**TASK REQUIREMENTS:** Of all the lines in the records below, copy only those that contain the string "IExtensionHostStarter".

[Interface dataset entries]
◆ ◆ ◆ ◆

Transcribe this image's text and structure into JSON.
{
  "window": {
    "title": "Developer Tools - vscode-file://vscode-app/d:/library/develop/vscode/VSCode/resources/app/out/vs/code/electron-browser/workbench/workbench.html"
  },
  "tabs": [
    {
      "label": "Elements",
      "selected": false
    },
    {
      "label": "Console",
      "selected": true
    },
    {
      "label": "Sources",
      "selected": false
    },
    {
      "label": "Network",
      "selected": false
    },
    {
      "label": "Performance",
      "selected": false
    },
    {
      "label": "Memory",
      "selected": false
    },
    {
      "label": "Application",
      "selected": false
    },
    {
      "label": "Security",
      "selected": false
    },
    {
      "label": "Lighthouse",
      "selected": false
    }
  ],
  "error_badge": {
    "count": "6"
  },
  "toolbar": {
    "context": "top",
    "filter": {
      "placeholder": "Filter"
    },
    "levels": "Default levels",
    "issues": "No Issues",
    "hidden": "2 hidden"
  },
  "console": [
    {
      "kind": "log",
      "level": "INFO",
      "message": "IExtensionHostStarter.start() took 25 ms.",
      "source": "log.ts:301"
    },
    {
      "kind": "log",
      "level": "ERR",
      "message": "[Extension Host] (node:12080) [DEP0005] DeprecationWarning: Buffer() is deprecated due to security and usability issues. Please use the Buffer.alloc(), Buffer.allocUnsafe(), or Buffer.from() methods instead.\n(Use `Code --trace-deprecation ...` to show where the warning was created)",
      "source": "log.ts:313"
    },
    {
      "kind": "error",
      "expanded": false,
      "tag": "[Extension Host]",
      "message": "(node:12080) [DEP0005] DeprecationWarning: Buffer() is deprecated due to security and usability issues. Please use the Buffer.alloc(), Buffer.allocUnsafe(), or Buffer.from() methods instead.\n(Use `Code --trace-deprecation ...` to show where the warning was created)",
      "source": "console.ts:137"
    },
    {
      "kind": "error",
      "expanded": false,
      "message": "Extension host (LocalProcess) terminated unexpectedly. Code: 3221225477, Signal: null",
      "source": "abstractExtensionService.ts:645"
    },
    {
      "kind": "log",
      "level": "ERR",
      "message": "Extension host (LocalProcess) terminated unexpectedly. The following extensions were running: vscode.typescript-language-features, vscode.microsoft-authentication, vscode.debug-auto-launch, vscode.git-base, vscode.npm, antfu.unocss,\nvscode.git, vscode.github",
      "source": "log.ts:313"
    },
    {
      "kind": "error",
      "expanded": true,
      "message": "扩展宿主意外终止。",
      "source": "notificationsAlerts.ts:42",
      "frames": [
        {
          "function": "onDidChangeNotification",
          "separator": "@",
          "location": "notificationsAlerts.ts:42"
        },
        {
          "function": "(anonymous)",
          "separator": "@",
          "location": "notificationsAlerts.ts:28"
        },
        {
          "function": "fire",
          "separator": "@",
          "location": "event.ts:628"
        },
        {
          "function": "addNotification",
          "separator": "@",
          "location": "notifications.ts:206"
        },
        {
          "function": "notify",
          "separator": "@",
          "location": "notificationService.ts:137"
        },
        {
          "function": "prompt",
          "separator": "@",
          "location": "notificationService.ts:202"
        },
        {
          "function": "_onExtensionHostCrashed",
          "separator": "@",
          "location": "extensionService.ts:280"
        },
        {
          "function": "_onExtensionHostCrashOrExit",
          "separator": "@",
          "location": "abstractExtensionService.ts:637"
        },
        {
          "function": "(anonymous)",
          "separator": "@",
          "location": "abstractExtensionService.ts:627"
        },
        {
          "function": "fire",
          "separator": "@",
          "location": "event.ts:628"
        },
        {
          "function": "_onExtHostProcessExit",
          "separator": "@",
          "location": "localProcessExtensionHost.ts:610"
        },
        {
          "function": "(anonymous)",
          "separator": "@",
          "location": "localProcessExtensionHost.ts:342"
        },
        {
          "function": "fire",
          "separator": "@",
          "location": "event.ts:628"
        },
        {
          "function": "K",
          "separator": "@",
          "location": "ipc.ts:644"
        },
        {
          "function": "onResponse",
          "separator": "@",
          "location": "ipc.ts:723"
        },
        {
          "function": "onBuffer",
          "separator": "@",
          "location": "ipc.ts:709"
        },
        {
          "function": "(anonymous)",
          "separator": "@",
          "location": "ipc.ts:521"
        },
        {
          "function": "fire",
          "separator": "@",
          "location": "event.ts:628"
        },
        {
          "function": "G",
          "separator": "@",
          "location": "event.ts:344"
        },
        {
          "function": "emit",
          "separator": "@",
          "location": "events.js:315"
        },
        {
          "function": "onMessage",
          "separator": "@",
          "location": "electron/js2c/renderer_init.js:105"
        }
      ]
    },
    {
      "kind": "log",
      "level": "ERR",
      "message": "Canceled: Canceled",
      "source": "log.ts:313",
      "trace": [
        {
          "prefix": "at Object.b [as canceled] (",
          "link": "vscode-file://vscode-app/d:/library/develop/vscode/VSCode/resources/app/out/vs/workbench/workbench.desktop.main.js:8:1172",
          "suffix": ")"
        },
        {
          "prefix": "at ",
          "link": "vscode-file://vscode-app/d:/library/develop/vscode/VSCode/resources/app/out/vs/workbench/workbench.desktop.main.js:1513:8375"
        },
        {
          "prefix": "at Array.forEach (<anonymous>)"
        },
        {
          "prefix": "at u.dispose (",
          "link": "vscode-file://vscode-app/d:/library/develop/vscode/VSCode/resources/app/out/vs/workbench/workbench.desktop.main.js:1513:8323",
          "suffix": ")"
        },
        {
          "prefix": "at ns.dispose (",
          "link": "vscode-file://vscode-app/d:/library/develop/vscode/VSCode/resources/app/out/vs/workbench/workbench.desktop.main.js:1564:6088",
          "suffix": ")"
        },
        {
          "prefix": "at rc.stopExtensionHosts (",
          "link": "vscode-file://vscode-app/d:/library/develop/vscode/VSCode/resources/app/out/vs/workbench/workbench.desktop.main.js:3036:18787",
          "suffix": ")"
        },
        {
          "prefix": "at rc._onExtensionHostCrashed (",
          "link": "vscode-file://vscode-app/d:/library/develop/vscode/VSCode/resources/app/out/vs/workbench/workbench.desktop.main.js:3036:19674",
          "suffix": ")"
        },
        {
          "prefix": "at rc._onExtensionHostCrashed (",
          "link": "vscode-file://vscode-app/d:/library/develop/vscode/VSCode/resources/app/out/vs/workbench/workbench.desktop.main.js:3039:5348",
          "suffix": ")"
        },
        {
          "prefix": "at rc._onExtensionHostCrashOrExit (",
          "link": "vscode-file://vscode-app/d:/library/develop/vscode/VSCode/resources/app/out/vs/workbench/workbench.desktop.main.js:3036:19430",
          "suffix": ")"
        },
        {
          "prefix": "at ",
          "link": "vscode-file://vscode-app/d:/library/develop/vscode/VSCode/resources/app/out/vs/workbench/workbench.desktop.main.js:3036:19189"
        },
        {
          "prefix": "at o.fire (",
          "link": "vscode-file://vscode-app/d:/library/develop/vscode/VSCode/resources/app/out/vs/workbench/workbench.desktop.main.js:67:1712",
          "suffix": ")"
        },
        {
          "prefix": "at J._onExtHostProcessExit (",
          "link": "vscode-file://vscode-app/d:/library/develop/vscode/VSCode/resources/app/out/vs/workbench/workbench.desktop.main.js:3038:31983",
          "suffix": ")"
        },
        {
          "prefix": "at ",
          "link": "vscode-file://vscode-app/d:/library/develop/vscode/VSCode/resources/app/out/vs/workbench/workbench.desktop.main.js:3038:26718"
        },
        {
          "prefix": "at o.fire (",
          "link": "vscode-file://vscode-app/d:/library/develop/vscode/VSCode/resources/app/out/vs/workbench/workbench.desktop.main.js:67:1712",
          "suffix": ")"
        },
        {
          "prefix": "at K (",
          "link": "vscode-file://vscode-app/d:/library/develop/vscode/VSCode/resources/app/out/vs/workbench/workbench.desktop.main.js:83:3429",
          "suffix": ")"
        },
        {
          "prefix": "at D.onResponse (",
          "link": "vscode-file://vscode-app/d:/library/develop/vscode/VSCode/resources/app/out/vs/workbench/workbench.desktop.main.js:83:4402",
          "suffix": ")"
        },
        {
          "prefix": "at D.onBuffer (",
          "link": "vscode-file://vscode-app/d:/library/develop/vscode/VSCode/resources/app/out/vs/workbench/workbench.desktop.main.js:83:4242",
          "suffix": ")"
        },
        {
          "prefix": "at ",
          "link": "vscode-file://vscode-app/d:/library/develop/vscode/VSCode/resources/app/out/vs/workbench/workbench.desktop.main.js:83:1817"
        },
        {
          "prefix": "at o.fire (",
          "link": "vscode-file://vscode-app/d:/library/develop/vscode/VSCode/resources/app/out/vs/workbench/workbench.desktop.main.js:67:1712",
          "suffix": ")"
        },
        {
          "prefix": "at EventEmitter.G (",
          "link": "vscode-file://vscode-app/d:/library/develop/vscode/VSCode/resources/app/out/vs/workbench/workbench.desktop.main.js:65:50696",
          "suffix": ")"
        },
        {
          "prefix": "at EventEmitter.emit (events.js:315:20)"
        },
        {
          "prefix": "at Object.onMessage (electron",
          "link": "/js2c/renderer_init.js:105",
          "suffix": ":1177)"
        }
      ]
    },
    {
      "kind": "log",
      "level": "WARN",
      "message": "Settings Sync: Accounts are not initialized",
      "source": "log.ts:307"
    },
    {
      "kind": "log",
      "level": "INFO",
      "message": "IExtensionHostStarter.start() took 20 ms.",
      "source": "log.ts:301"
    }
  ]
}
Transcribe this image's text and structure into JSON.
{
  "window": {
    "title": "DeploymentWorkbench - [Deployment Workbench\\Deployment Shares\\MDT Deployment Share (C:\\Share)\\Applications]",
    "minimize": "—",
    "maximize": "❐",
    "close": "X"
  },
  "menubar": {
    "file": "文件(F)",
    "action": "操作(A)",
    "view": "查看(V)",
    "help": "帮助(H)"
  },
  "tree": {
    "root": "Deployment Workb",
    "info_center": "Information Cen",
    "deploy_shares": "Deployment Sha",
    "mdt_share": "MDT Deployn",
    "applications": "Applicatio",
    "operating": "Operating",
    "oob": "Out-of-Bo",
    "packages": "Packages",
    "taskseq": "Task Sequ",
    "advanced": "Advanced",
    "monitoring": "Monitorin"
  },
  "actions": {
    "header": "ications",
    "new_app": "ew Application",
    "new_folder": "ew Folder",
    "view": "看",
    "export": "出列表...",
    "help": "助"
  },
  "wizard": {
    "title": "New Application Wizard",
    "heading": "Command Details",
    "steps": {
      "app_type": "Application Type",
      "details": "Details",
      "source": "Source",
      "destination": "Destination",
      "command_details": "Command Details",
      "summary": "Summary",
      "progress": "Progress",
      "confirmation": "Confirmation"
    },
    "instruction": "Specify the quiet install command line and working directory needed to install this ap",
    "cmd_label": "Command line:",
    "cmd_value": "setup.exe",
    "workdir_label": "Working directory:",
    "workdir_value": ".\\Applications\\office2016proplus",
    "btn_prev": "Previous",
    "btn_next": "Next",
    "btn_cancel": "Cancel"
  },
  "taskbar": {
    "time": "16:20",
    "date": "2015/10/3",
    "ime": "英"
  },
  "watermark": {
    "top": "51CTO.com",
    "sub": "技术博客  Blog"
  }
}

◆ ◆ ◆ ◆

**OUTPUT BELOW:**
      "message": "IExtensionHostStarter.start() took 25 ms.",
      "message": "IExtensionHostStarter.start() took 20 ms.",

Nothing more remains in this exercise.